(Data records for software interfaces)
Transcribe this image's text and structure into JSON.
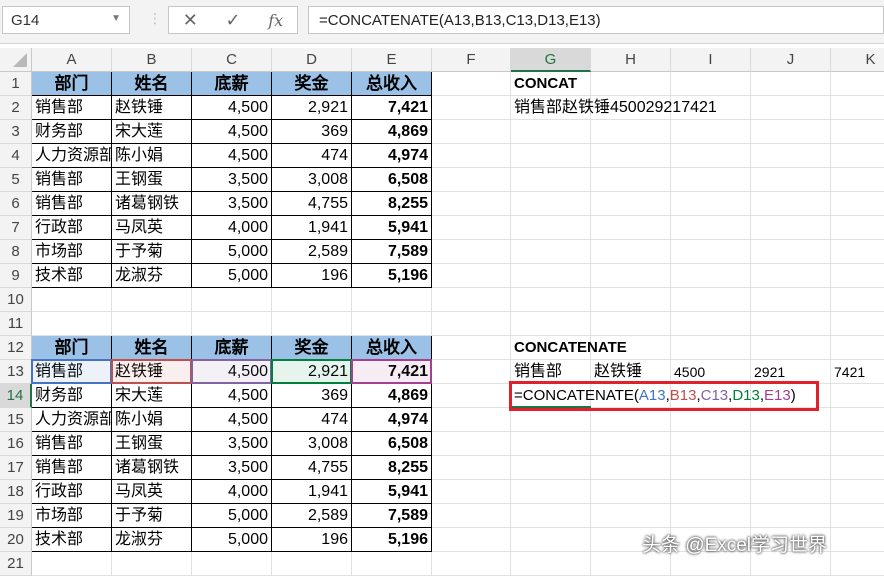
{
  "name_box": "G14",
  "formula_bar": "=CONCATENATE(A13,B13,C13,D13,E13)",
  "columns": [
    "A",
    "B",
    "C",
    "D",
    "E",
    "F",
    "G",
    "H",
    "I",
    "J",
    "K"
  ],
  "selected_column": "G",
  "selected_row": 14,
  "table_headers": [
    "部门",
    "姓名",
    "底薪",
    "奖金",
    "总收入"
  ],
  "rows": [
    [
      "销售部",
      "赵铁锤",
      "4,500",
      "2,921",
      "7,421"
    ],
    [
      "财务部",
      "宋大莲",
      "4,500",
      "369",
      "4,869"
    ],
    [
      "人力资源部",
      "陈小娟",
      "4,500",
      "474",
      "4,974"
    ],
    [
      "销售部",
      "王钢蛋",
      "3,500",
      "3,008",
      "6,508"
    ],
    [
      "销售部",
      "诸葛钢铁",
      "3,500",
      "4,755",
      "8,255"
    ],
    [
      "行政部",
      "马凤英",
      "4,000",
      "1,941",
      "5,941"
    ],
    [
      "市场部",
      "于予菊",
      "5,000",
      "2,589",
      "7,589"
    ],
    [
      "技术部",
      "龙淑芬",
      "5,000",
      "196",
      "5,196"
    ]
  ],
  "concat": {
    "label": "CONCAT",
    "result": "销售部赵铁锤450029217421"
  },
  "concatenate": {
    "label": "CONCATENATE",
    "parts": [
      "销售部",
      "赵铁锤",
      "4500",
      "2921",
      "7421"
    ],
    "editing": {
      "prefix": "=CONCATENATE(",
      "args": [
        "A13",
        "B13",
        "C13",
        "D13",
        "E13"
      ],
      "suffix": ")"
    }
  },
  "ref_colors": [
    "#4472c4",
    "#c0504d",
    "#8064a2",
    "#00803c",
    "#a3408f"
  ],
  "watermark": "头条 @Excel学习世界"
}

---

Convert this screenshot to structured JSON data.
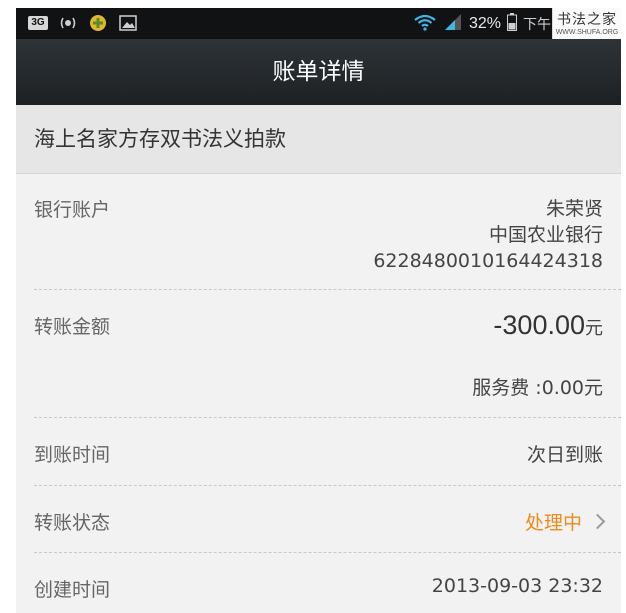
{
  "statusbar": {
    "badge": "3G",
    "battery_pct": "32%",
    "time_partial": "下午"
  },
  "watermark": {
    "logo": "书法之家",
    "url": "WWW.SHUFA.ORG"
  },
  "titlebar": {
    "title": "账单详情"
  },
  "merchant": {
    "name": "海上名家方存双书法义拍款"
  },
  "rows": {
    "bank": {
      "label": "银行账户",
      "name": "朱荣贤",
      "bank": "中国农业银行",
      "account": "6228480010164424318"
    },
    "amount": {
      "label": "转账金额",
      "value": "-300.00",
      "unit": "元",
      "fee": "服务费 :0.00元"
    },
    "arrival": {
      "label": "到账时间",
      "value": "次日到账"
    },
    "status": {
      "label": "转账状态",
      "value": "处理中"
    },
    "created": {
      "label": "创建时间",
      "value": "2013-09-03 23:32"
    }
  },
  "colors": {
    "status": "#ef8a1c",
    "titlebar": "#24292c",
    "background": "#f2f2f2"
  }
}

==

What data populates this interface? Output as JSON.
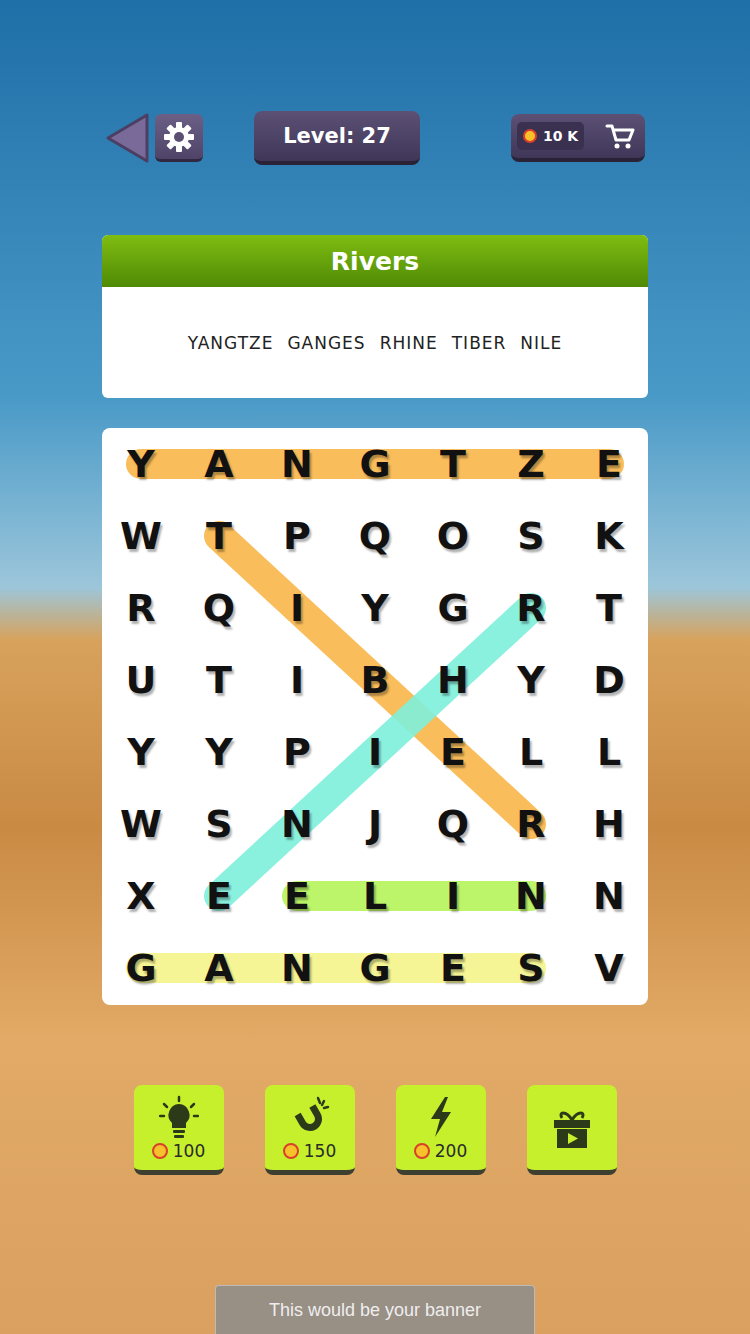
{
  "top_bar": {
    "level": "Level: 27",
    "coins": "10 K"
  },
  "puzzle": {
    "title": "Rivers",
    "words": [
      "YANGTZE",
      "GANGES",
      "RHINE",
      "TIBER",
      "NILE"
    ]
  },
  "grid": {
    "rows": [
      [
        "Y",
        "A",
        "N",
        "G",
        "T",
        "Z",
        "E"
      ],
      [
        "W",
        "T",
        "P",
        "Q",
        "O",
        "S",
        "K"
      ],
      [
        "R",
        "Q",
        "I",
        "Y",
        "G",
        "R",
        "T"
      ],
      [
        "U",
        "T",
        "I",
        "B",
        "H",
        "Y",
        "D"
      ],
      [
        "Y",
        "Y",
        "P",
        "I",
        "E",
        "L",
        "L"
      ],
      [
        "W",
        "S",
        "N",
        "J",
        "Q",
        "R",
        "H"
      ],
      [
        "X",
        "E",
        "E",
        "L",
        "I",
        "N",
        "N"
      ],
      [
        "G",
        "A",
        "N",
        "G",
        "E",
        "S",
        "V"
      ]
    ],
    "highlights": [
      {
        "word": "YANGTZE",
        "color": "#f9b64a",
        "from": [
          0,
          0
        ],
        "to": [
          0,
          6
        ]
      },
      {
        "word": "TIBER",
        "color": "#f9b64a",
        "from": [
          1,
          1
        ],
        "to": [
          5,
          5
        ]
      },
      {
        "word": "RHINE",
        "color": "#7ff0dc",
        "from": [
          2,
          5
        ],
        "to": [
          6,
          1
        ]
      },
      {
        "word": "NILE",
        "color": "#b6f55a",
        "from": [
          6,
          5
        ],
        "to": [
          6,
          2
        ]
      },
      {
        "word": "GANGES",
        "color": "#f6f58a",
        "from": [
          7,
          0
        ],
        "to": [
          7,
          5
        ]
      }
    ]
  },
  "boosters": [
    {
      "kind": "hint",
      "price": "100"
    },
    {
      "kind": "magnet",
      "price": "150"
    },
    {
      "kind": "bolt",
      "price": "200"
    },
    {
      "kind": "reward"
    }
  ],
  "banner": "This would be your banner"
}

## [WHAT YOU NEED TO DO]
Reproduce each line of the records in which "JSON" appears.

## [EXPECTED ANSWER]
Transcribe this image's text and structure into JSON.
Convert this screenshot to structured JSON data.
What data populates this interface? Output as JSON.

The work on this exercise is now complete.